▶ **What is needed**
Which lines of the data hold the word "JSON"? Copy all of them.

START Data for the task

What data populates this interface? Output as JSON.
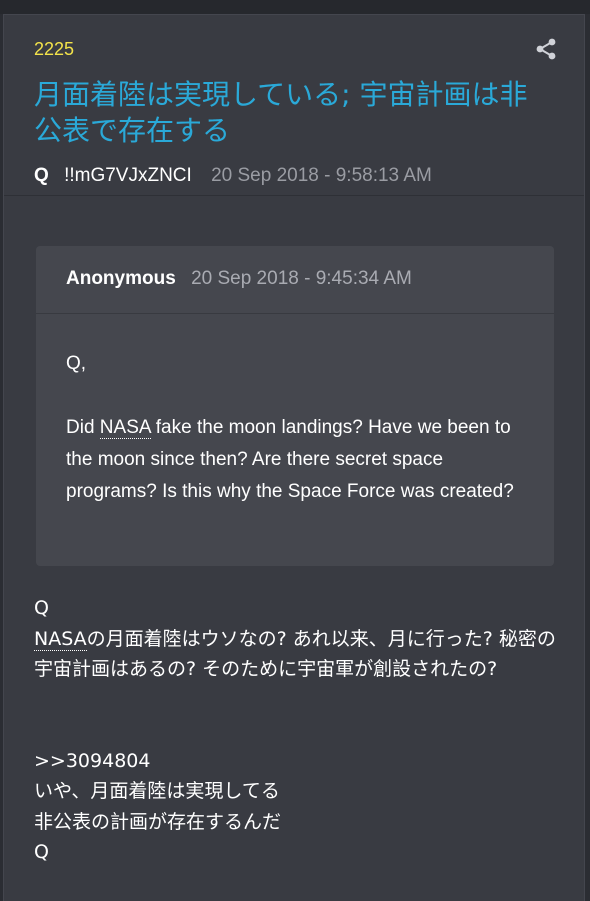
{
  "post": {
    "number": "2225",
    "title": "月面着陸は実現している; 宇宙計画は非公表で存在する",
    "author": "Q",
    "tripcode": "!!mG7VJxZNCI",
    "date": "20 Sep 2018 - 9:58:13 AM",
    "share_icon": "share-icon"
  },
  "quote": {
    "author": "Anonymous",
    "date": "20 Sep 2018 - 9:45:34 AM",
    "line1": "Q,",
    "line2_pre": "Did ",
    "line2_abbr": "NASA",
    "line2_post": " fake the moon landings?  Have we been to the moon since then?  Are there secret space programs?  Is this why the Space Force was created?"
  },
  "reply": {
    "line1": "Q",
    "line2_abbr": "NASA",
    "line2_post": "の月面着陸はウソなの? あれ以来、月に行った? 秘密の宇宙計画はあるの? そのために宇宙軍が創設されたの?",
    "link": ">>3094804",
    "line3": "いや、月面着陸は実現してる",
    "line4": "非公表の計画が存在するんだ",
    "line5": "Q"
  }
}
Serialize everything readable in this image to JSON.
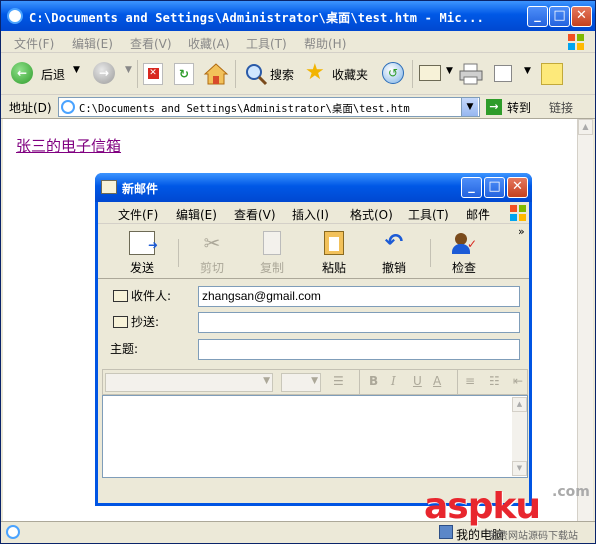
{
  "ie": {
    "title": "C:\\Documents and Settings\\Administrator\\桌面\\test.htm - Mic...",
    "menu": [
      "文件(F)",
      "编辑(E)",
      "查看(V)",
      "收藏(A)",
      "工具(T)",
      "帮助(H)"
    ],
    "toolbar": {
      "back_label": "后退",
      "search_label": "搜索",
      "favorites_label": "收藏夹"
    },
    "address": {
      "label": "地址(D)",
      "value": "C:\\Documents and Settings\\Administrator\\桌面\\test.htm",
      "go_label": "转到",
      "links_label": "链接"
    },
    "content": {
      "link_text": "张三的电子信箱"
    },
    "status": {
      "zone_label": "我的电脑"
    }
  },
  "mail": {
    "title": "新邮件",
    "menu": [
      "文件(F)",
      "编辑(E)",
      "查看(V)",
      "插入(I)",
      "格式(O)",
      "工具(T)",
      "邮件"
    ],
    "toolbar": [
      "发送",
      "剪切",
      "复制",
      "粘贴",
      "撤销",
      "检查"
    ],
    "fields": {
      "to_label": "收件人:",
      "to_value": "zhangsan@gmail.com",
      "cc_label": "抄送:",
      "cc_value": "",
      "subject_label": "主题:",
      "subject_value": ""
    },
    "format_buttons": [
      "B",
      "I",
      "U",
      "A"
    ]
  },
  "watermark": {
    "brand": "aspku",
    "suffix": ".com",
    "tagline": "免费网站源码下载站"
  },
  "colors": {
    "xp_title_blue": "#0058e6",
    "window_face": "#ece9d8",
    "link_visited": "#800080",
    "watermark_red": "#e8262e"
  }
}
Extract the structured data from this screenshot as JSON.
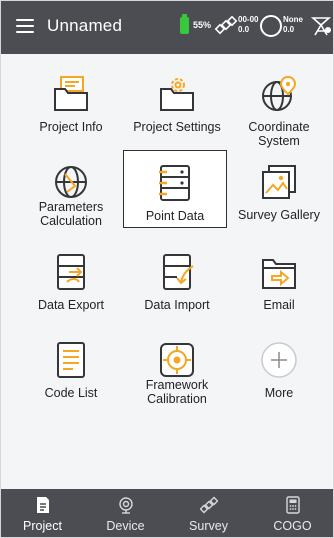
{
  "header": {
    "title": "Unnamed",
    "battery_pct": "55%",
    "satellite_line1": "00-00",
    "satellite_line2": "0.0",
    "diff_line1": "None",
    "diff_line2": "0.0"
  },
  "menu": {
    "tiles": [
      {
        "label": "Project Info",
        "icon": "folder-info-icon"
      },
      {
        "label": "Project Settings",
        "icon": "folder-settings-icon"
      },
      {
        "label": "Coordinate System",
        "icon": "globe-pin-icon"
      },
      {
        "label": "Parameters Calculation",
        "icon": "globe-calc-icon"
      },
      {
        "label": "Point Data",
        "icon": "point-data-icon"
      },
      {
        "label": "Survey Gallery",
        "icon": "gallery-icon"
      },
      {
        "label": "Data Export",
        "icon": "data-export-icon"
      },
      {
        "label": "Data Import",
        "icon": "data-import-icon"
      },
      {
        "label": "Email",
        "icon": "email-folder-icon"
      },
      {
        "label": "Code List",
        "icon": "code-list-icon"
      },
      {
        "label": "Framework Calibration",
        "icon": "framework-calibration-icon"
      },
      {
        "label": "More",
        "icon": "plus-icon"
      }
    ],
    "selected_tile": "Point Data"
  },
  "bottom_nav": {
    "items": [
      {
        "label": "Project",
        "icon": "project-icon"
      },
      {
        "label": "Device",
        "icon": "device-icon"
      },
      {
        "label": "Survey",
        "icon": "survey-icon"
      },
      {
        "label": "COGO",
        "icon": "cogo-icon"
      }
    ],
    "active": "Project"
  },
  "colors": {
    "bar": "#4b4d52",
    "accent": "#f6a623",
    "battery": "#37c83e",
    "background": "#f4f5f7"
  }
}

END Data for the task

▶ **Answer below**
What data populates this interface? Output as JSON.
Serialize everything readable in this image to JSON.
Extract the structured data from this screenshot as JSON.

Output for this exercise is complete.